“Democracy is a human right to thrive...
It's not a freedom to make and buy Iphones.”
By Alexey VS, High Performance Lifestyle Coach & Certified Personal Trainer
Part I: Your life has a price, how many smartphones does it cost?
How much is your life worth to you? What about the lives of your relatives and friends, distant acquaintances or complete strangers around the globe... In the world where 85 people or families own as much wealth as the half of human population (3.5 billion, give or take), how confident are you that the life you live today is the life of your maximum potential to achieve the health, happiness and joy we all deserve?
Your life has a price. Or, at least, in a society that identifies economic profit and material luxury as its primary directive, human life has a price. Some people's lives cost less, some people's lives cost more. Where does that leave you?
Everything we consume requires effort to produce. We all assume that, and we are willing to pay different price for different products. Some products are more limited in quantities than others, and so we are willing to pay more for them... But how much more? If a sack of potatoes cost you $5 per kg while a cellphone is worth $500 and you are willing to honour those prices, or even forfeit food in favour of a communication device, you judge the cellphone to be a more valuable investment. Perhaps, you intend to use it to secure more food than just a sack of potatoes or, in this particular case, 100 of them. After all, among other energy sources like sunlight, clean air and water, food is what gives us life and health. The question is, however, how sure are you that this cellphone is indeed an investment worth the sacrifice? Moreover, what makes you think that $500 is really all it takes to make that or some other piece of technology?
Supply and demand, that's all we need to hear when companies tell us how they determine the prices of their products. So, if it costs 10 human lives in addition to time, equipment and raw material to make a million of cellphones, what kind of rate of demand would let a manufacturer to sell you that cellphone at $500 a piece?

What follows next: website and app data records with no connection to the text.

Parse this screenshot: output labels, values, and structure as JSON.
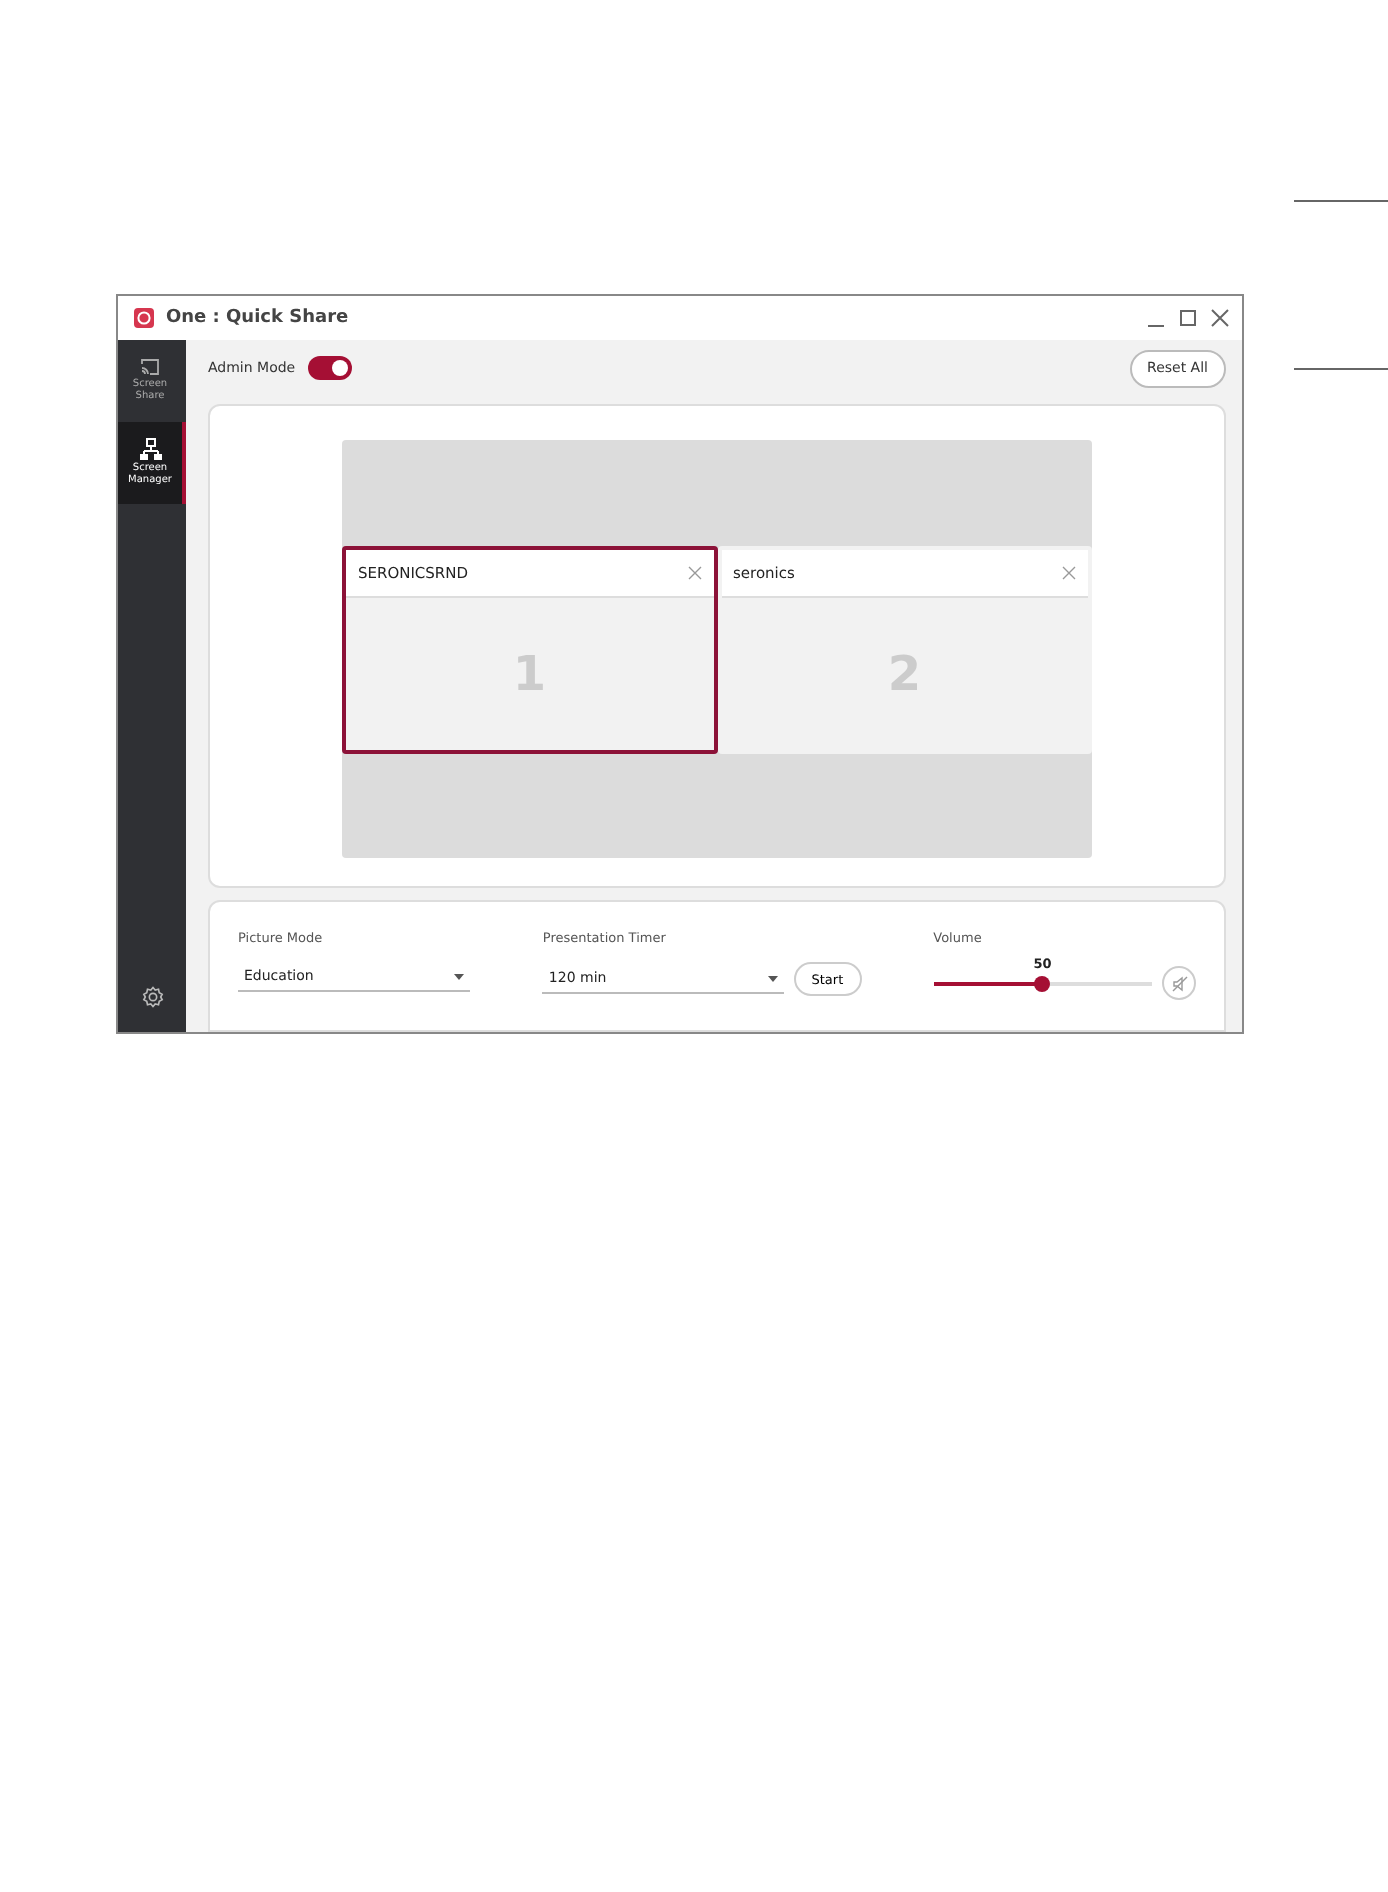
{
  "window": {
    "title": "One : Quick Share"
  },
  "sidebar": {
    "items": [
      {
        "kind": "cast",
        "label": "Screen Share",
        "selected": false
      },
      {
        "kind": "network",
        "label": "Screen Manager",
        "selected": true
      }
    ]
  },
  "admin_mode": {
    "label": "Admin Mode",
    "on": true
  },
  "reset_button": "Reset All",
  "screens": [
    {
      "name": "SERONICSRND",
      "number": "1",
      "selected": true
    },
    {
      "name": "seronics",
      "number": "2",
      "selected": false
    }
  ],
  "controls": {
    "picture_mode": {
      "label": "Picture Mode",
      "value": "Education"
    },
    "timer": {
      "label": "Presentation Timer",
      "value": "120 min",
      "button": "Start"
    },
    "volume": {
      "label": "Volume",
      "reading": "50",
      "level": 0.5,
      "muted": false
    }
  }
}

Your life has a price. Or, at least, in a world that allows social division based on individual economic assets and where almost one billion people starve every year while 80% of us live on less than $10 a day, human life has a price. And so, when you are offered a job, be it a desk jockey, or a lawyer, or a singer, or even a bathroom attendant, and you are paid for it, you take it. Why? Because it provides you with a chance to increase the value of your life. After all, in a free economic society we all have the choice – to die making a cellphone, to starve to death or to meet some other morbid end from numerous jobs that are eroding global environment, human health and happiness at various intensities.
...the END of Part I
For relevant sources, please visit: